Every month, follicles begin to develop in a woman’s ovaries. Depending on your age, anywhere between one and 30 follicles – known as recruits – will begin to develop in each menstrual cycle. Regardless of your age, only one of these developing follicles will dominate and ovulate at the level of the hormone FSH (Follicle Stimulating Hormone) that a woman produces naturally.
During an IVF cycle, injections of a hormone known as FSH are used to encourage more of the follicles to develop mature eggs. These eggs are then collected under vaginal ultrasound guidance in a procedure called oocyte pick-up (OPU) or egg pick-up or retrieval.
The eggs are then fertilised in the lab with the sperm collected from your male partner.

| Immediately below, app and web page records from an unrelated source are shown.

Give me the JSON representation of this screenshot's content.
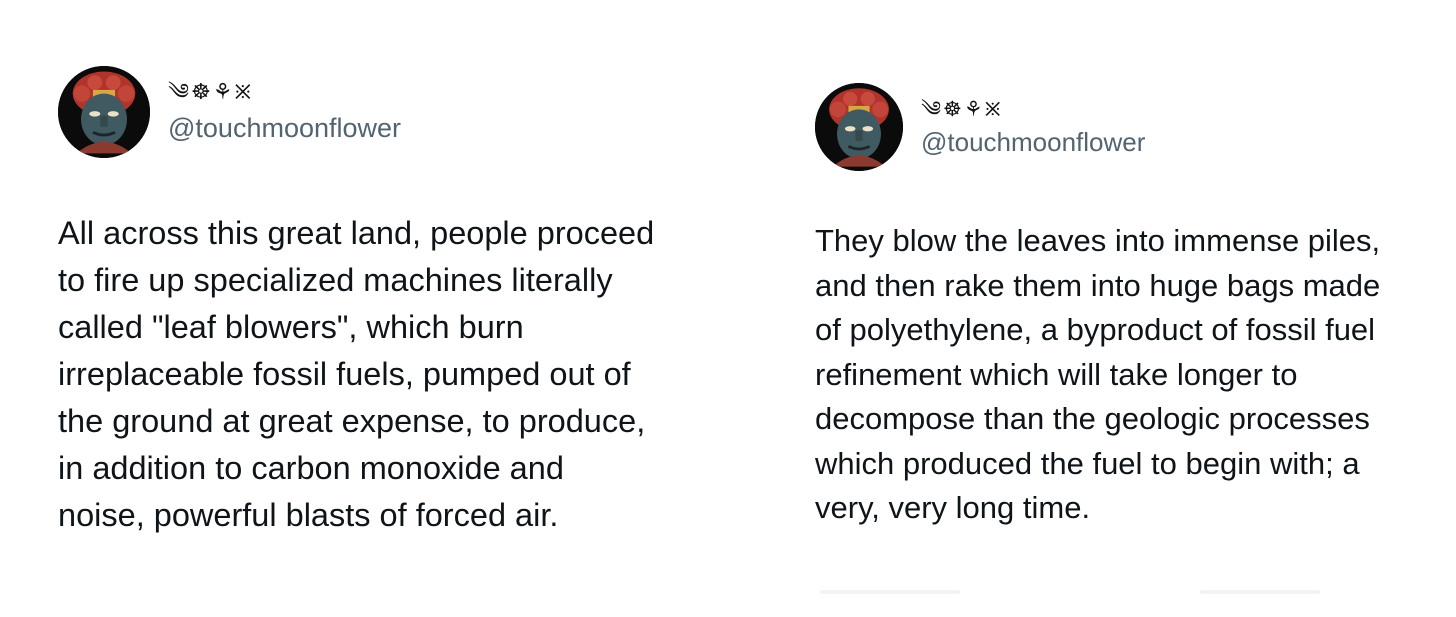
{
  "tweets": [
    {
      "avatar_icon": "wrathful-deity-statue-avatar",
      "display_name": "༄☸⚘྿",
      "handle": "@touchmoonflower",
      "text": "All across this great land, people proceed\nto fire up specialized machines literally\ncalled \"leaf blowers\", which burn\nirreplaceable fossil fuels, pumped out of\nthe ground at great expense, to produce,\nin addition to carbon monoxide and\nnoise, powerful blasts of forced air."
    },
    {
      "avatar_icon": "wrathful-deity-statue-avatar",
      "display_name": "༄☸⚘྿",
      "handle": "@touchmoonflower",
      "text": "They blow the leaves into immense piles,\nand then rake them into huge bags made\nof polyethylene, a byproduct of fossil fuel\nrefinement which will take longer to\ndecompose than the geologic processes\nwhich produced the fuel to begin with; a\nvery, very long time."
    }
  ],
  "colors": {
    "text": "#0f1419",
    "handle": "#536471",
    "background": "#ffffff"
  }
}
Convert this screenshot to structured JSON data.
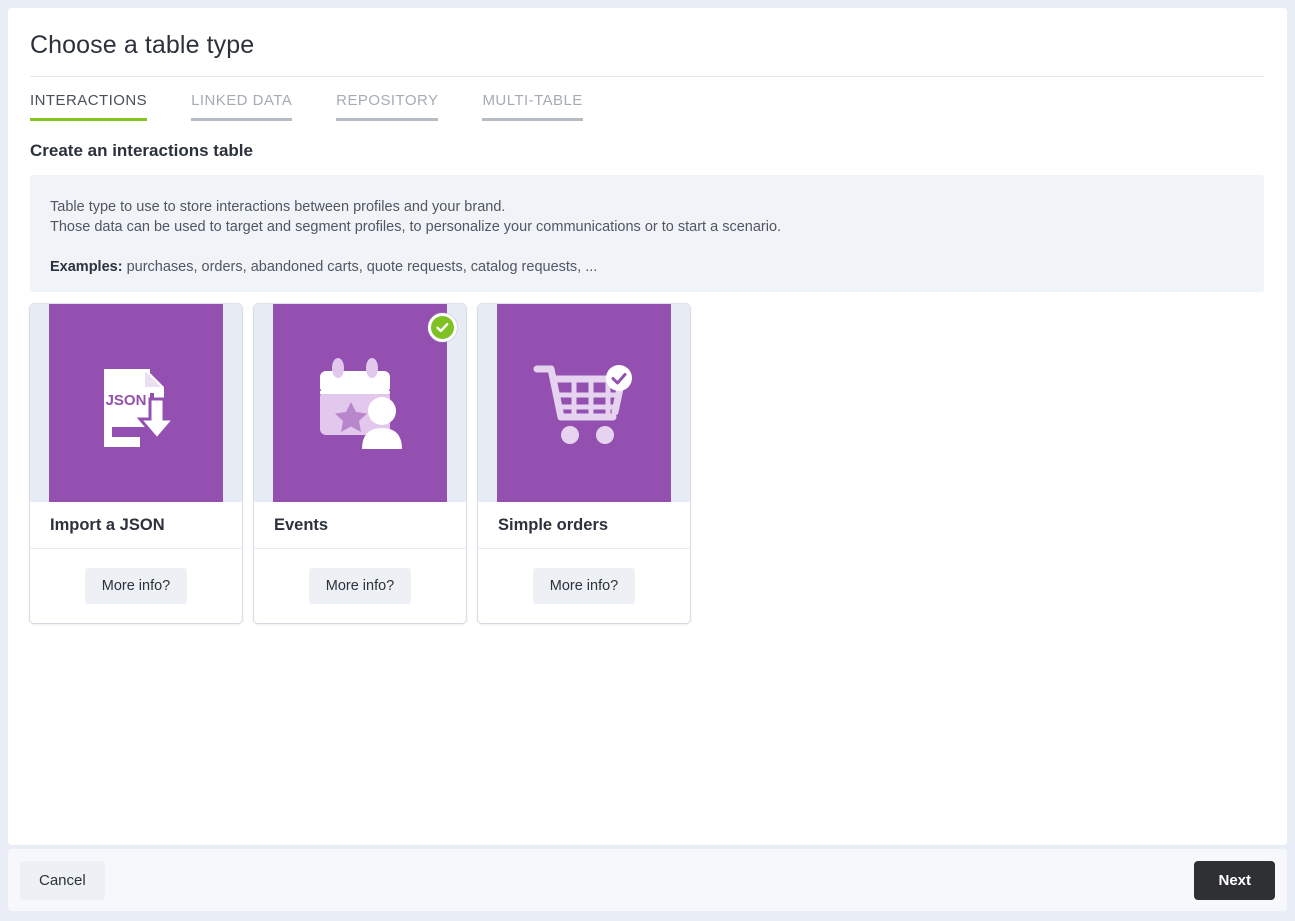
{
  "page": {
    "title": "Choose a table type"
  },
  "tabs": [
    {
      "label": "INTERACTIONS",
      "active": true
    },
    {
      "label": "LINKED DATA",
      "active": false
    },
    {
      "label": "REPOSITORY",
      "active": false
    },
    {
      "label": "MULTI-TABLE",
      "active": false
    }
  ],
  "section": {
    "heading": "Create an interactions table"
  },
  "info": {
    "line1": "Table type to use to store interactions between profiles and your brand.",
    "line2": "Those data can be used to target and segment profiles, to personalize your communications or to start a scenario.",
    "examples_label": "Examples:",
    "examples_value": " purchases, orders, abandoned carts, quote requests, catalog requests, ..."
  },
  "cards": [
    {
      "title": "Import a JSON",
      "icon": "json-file-download-icon",
      "icon_text": "JSON",
      "more_info_label": "More info?",
      "selected": false
    },
    {
      "title": "Events",
      "icon": "calendar-star-person-icon",
      "more_info_label": "More info?",
      "selected": true
    },
    {
      "title": "Simple orders",
      "icon": "shopping-cart-check-icon",
      "more_info_label": "More info?",
      "selected": false
    }
  ],
  "footer": {
    "cancel_label": "Cancel",
    "next_label": "Next"
  },
  "colors": {
    "tile_purple": "#9450b0",
    "accent_green": "#84c524",
    "badge_green": "#7fc125",
    "page_background": "#e9edf5",
    "panel_background": "#ffffff",
    "info_background": "#f0f3f8",
    "next_button": "#2f3033"
  }
}
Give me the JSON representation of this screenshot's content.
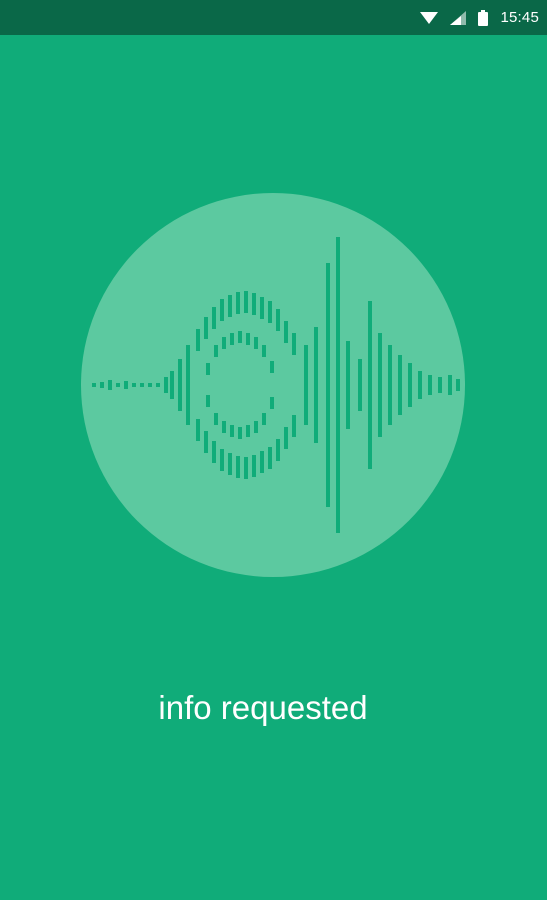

The developing embryos are monitored for five or six days, before one is transferred to your uterus. If there are additional embryos, they can be frozen and stored for later use.
The steps in an IVF cycle are:
1. Stimulating the ovaries with injections of FSH
2. Preventing premature ovulation (the LH surge) by shutting down communication between the brain and the ovaries, so that the eggs are not lost before they can be collected
3. Triggering ovulation by replacing the LH surge at mid cycle with an injection of human chorionic gonadotropin (hCG)
4. Collecting and combining the eggs and sperm
5. Culturing embryos in the laboratory
6. Transferring the embryo
7. Supporting the endometrium in the luteal phase with hCG or progesterone
An IVF cycle typically takes up to three weeks from the time of the first injections to egg collection. While around 50 per cent of people who come to seeking help for fertility don’t require IVF, Ying will decide with you if IVF is the right treatment for you and will be able to address any questions or concerns you might have.